29. Millar AL, Fernhall B, Burkett LN. Effects of aerobic training in adolescents with Down syndrome. Med Sci Sports Exerc 1993;25:270-4.
30. Peran S, Gil JL, Ruiz F, Fernandez-Pastor V. Development of physical response after athletics training in adolescents with Down's syndrome. Scand J Med Sci Sports 1997;7:283-8.
31. Pueschel SM, Werner JC. Mitral valve prolapse in persons with Down syndrome. Res Dev Disabil 1994;15:91-7.
32. Crawford JG. Alzheimer's disease risk factors as related to cerebral blood flow. Med Hypotheses 1996;46:367-77 [review].
Last Review: 06-08-2015
Copyright © 2018 Healthnotes, Inc. All rights reserved. www.healthnotes.com
Learn more about Healthnotes, the company.
The information presented by Healthnotes is for informational purposes only. It is based on scientific studies (human, animal, or in vitro), clinical experience, or traditional usage as cited in each article. The results reported may not necessarily occur in all individuals. Self-treatment is not recommended for life-threatening conditions that require medical treatment under a doctor's care. For many of the conditions discussed, treatment with prescription or over the counter medication is also available. Consult your doctor, practitioner, and/or pharmacist for any health problem and before using any supplements or before making any changes in prescribed medications. Information expires December 2018.
Healthwise, Healthwise for every health decision, and the Healthwise logo are trademarks of Healthwise, Incorporated.
Disclaimer: The information contained in this website, and its associated websites, is provided as a benefit to the local community, and the Internet community in general; it does not constitute medical advice. We try to provide quality information, but we make no claims, promises or guarantees about the accuracy, completeness, or adequacy of the information contained in or linked to this website and its associated sites. As medical advice must be tailored to the specific circumstances of each patient and healthcare is constantly changing, nothing provided herein should be used as a substitute for the advice of a competent physician.

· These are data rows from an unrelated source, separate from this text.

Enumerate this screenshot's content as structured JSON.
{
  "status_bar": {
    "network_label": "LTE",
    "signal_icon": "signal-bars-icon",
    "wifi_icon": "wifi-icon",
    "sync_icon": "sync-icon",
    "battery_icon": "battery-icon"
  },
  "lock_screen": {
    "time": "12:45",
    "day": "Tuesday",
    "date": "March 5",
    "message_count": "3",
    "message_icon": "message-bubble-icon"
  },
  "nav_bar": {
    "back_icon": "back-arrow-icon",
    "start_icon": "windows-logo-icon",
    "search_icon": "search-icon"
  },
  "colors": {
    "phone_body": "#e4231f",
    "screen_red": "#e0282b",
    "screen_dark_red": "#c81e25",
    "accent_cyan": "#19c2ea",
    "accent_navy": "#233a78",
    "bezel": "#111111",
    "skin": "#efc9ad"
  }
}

Furthermore, in providing this service, Adventist HealthCare does not condone or support all of the content covered in this site. As an Adventist health care organization, Adventist HealthCare acts in accordance with the ethical and religious directives for Adventist health care services.
Find an Adventist HealthCare affiliated doctor by calling our FREE physician referral service at 800-642-0101 or by searching our online physician directory.

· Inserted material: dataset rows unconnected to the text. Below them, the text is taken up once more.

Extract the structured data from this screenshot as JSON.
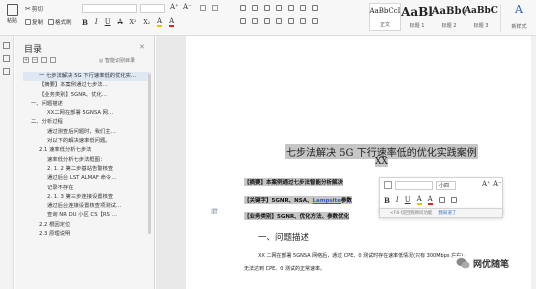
{
  "toolbar": {
    "paste": "粘贴",
    "cut": "剪切",
    "copy": "复制",
    "format_painter": "格式刷",
    "font_size_glyphs": [
      "A⁺",
      "A⁻"
    ],
    "format_glyphs": [
      "B",
      "I",
      "U",
      "A",
      "X²",
      "X₂",
      "A",
      "A"
    ],
    "styles": [
      {
        "preview": "AaBbCcI",
        "name": "正文"
      },
      {
        "preview": "AaBl",
        "name": "标题 1"
      },
      {
        "preview": "AaBb(",
        "name": "标题 2"
      },
      {
        "preview": "AaBbC",
        "name": "标题 3"
      }
    ],
    "new_style": "新样式"
  },
  "toc": {
    "title": "目录",
    "smart_label": "智能识别目录",
    "items": [
      "一 七步法解决 5G 下行速率低的优化实…",
      "【摘要】本案例通过七步法…",
      "【业务类别】5GNR、优化…",
      "一、问题描述",
      "XX二网在部署 5GNSA 网…",
      "二、分析过程",
      "通过测查后问题时，我们主…",
      "对以下的解决速率低问题。",
      "2.1 速率低分析七步法",
      "速率低分析七步法框图：",
      "2. 1. 2 第二步基站告警核查",
      "通过后台 LST ALMAF 命令…",
      "记录不存在",
      "2. 1. 3 第三步连接设置核查",
      "通过后台连接设置核查项测试…",
      "查询 NR DU 小区 CS【RS …",
      "2.2 根因定位",
      "2.3 原理说明"
    ],
    "selected_index": 0
  },
  "document": {
    "title": "七步法解决 5G 下行速率低的优化实践案例",
    "author": "XX",
    "abstract_prefix": "【摘要】本案例通过七步法智能分析解决",
    "keywords_prefix": "【关键字】5GNR、NSA、",
    "keywords_link": "Lampsite",
    "keywords_suffix": "参数",
    "category": "【业务类别】5GNR、优化方法、参数优化",
    "heading1": "一、问题描述",
    "body1": "XX 二网在部署 5GNSA 网络后，通过 CPE、0 测试时存在速率低情况(只有 300Mbps 左右)，",
    "body2": "无法达到 CPE、0 测试的正常速率。"
  },
  "float_toolbar": {
    "font_size": "小四",
    "hint": "<F6-切回到顾问功能",
    "link": "我知道了"
  },
  "watermark": "网优随笔"
}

Set Your Location
Setting your location helps us to show you nearby providers and locations based on your healthcare needs.